M0

DEFINITION of 'M0'

A measure of the money supply which combines any liquid or cash assets held within a central bank and the amount of physical currency circulating in the economy. In the United Kingdom, the M0 supply is also referred to as narrow money.

BREAKING DOWN 'M0'

M0 (M-zero) is the most liquid measure of the money supply. It only includes cash or assets that could quickly be converted into currency. This measure is known as narrow money because it is the smallest measure of the money supply.

RELATED TERMS
  1. Liquidity

    The degree to which an asset or security can be quickly bought ...
  2. Monetary Policy

    Monetary policy is the actions of a central bank, currency board ...
  3. M3

    A measure of money supply that includes M2 as well as large time ...
  4. M1

    A measure of the money supply that includes all physical money, ...
  5. M2

    A measure of money supply that includes cash and checking deposits ...
  6. Currency In Circulation

    Currency that is physically used to conduct transactions between ...
Related Articles
  1. Personal Finance

    What Are Central Banks?

    They print money, they control inflation, and much, much more. All you need to know about central banks is here.
  2. Economics

    What Is Fiscal Policy?

    Learn how governments adjust taxes and spending to moderate the economy.
  3. Fundamental Analysis

    What Is the Quantity Theory of Money?

    Take a look at the tenets, assumptions and challenges of monetarism's principal theory.
  4. Bonds & Fixed Income

    The Money Market: A Look Back

    Learn how past inflationary periods can predict future real rates of return for cash investments.
  5. Retirement

    The Money Market

    If your investments in the stock market are keeping you from sleeping at night, it's time to learn about the safer alternatives in the money market.
  6. Economics

    Industries That Thrive On Recession

    Recessions are not equally hard on everyone. In fact, there are some industries that even flourish amid the adversity.
  7. Forex

    The Consumer Price Index

    Find out how this economic measure can help you make key financial decisions.
  8. Economics

    Understanding the History of Money

    Money has been a part of human history for at least 3,000 years, evolving from bartering to banknotes.
  9. Economics

    How Interest Rates Affect The U.S. Markets

    When indicators rise more than 3% a year, the Fed raises the federal funds rate to keep inflation under control.
  10. Investing News

    Global Headwinds Hit the 6 Biggest Economies

    As of Friday, initial estimates for fourth-quarter and full-year 2015 growth in gross domestic product (GDP) are available for five of the world's six largest national economies, and for the ...
RELATED FAQS
  1. What is comparative advantage?

    Comparative advantage is an economic law that demonstrates the ways in which protectionism (mercantilism, at the time it ... Read Full Answer >>
  2. How does the Wall Street Journal prime rate forecast work?

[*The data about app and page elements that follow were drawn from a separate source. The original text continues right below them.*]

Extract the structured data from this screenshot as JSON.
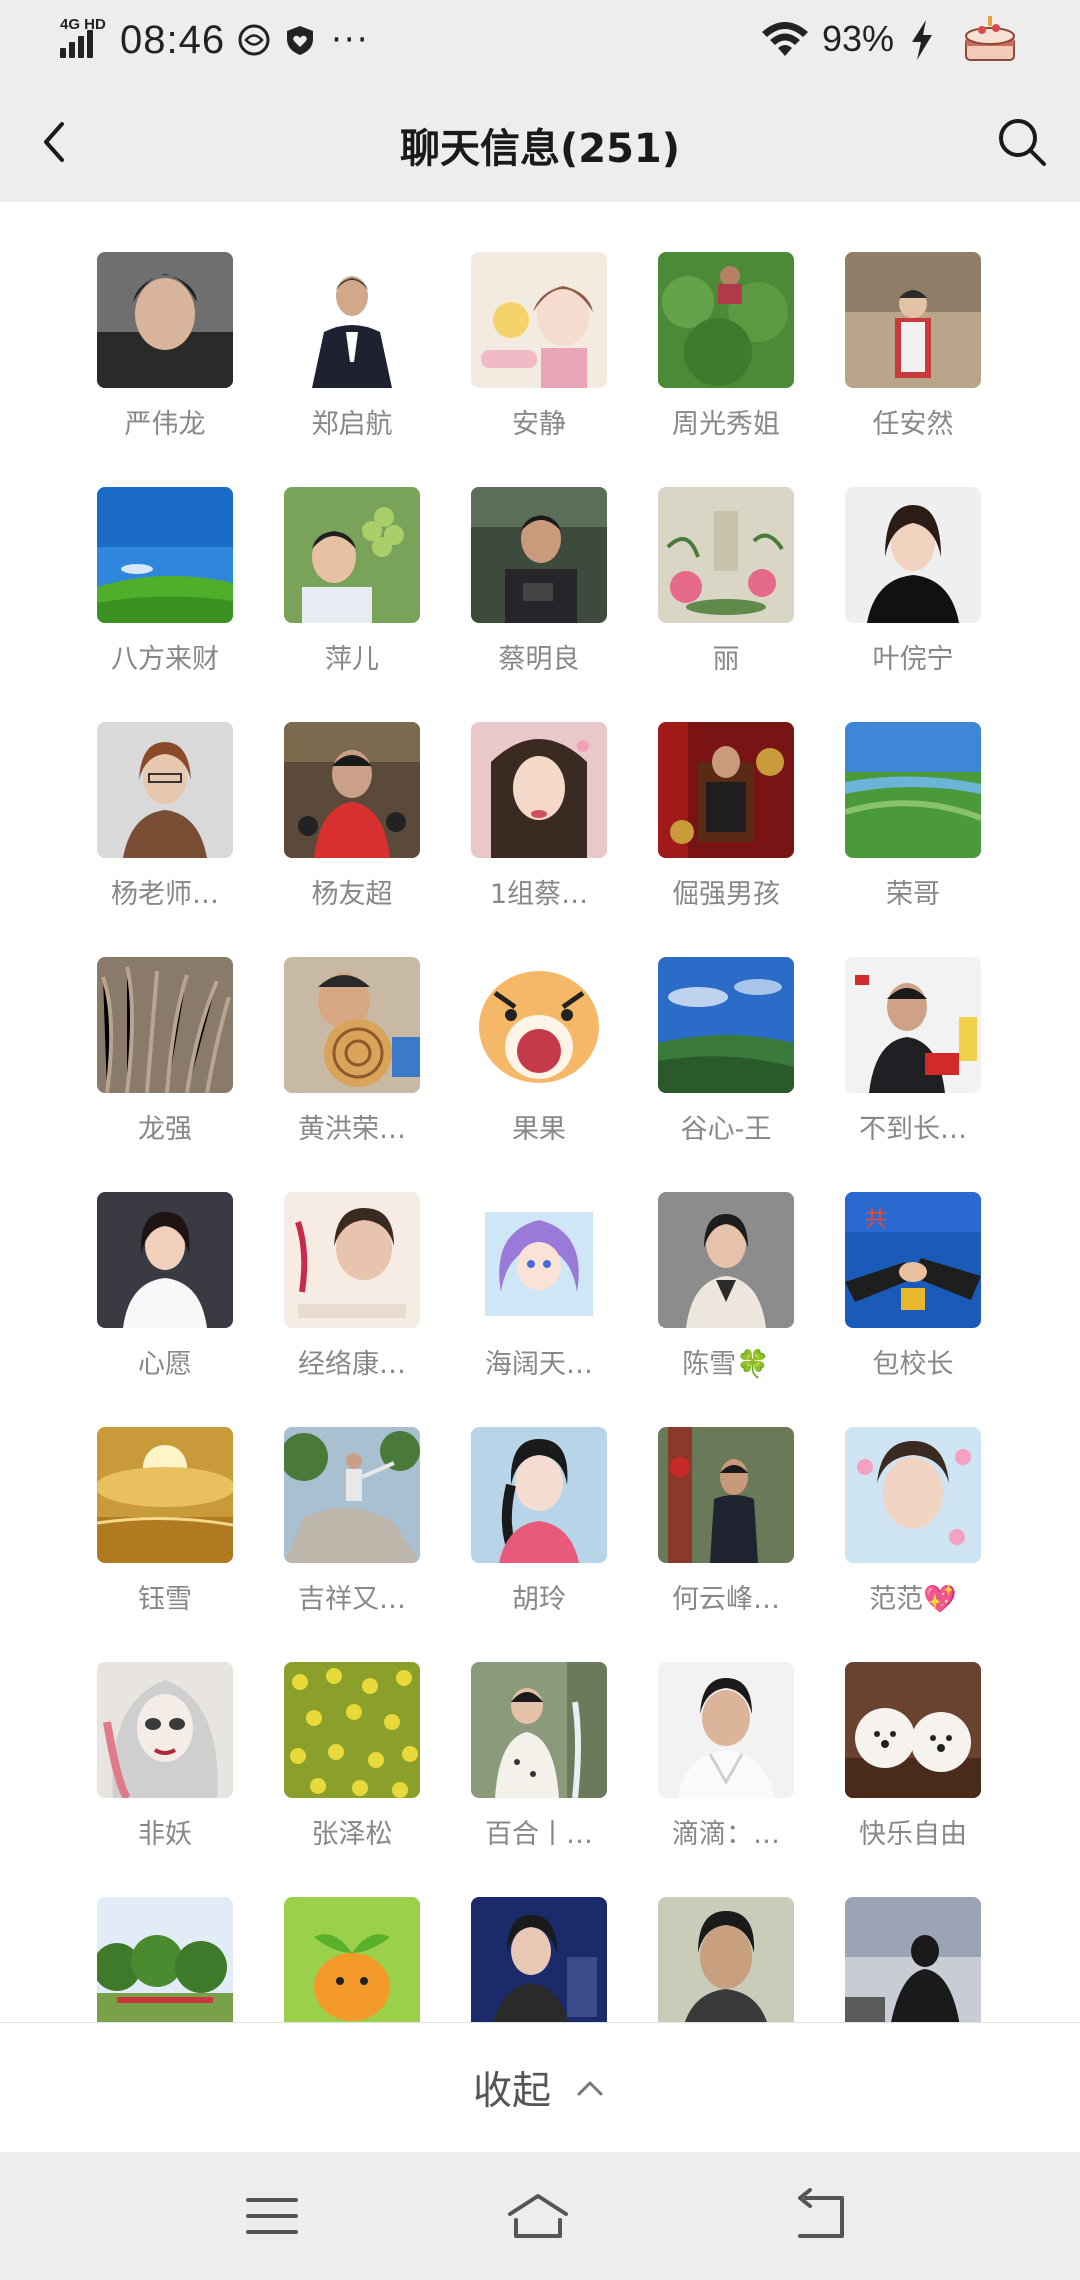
{
  "status_bar": {
    "network": "4G HD",
    "time": "08:46",
    "more": "···",
    "battery": "93%",
    "icons": [
      "signal-icon",
      "data-saver-icon",
      "shield-heart-icon",
      "wifi-icon",
      "charging-bolt-icon",
      "cake-icon"
    ]
  },
  "nav": {
    "title": "聊天信息(251)",
    "back_icon": "chevron-left-icon",
    "search_icon": "search-icon"
  },
  "members": [
    {
      "name": "严伟龙"
    },
    {
      "name": "郑启航"
    },
    {
      "name": "安静"
    },
    {
      "name": "周光秀姐"
    },
    {
      "name": "任安然"
    },
    {
      "name": "八方来财"
    },
    {
      "name": "萍儿"
    },
    {
      "name": "蔡明良"
    },
    {
      "name": "丽"
    },
    {
      "name": "叶俒宁"
    },
    {
      "name": "杨老师…"
    },
    {
      "name": "杨友超"
    },
    {
      "name": "1组蔡…"
    },
    {
      "name": "倔强男孩"
    },
    {
      "name": "荣哥"
    },
    {
      "name": "龙强"
    },
    {
      "name": "黄洪荣…"
    },
    {
      "name": "果果"
    },
    {
      "name": "谷心-王"
    },
    {
      "name": "不到长…"
    },
    {
      "name": "心愿"
    },
    {
      "name": "经络康…"
    },
    {
      "name": "海阔天…"
    },
    {
      "name": "陈雪🍀"
    },
    {
      "name": "包校长"
    },
    {
      "name": "钰雪"
    },
    {
      "name": "吉祥又…"
    },
    {
      "name": "胡玲"
    },
    {
      "name": "何云峰…"
    },
    {
      "name": "范范💖"
    },
    {
      "name": "非妖"
    },
    {
      "name": "张泽松"
    },
    {
      "name": "百合丨…"
    },
    {
      "name": "滴滴：…"
    },
    {
      "name": "快乐自由"
    },
    {
      "name": ""
    },
    {
      "name": ""
    },
    {
      "name": ""
    },
    {
      "name": ""
    },
    {
      "name": ""
    }
  ],
  "collapse": {
    "label": "收起",
    "icon": "chevron-up-icon"
  },
  "system_nav": {
    "icons": [
      "menu-icon",
      "home-icon",
      "back-icon"
    ]
  },
  "colors": {
    "header_bg": "#ededed",
    "name_text": "#888888",
    "title_text": "#1a1a1a"
  }
}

    The prime rate forecast is also known as the consensus prime rate, or the average prime rate defined by the Wall Street Journal ... Read Full Answer >>
  3. What's the difference between microeconomics and macroeconomics?

    Microeconomics is generally the study of individuals and business decisions, macroeconomics looks at higher up country and ... Read Full Answer >>
  4. How do you make working capital adjustments in transfer pricing?

    Transfer pricing refers to prices that a multinational company or group charges a second party operating in a different tax ... Read Full Answer >>
  5. Marginal propensity to Consume (MPC) Vs. Save (MPS)

    Historically, because people in the United States have shown a higher propensity to consume, this is likely the more important ... Read Full Answer >>
  6. Do lower interest rates increase investment spending?

    Lower Interest rates encourage additional investment spending, which gives the economy a boost in times of slow economic ... Read Full Answer >>
Hot Definitions
  1. Super Bowl Indicator

    An indicator based on the belief that a Super Bowl win for a team from the old AFL (AFC division) foretells a decline in ...
  2. Flight To Quality

    The action of investors moving their capital away from riskier investments to the safest possible investment vehicles. This ...
  3. Discouraged Worker

    A person who is eligible for employment and is able to work, but is currently unemployed and has not attempted to find employment ...
  4. Ponzimonium

    After Bernard Madoff's $65 billion Ponzi scheme was revealed, many new (smaller-scale) Ponzi schemers became exposed. Ponzimonium ...
  5. Quarterly Earnings Report

    A quarterly filing made by public companies to report their performance. Included in earnings reports are items such as net ...
Trading Center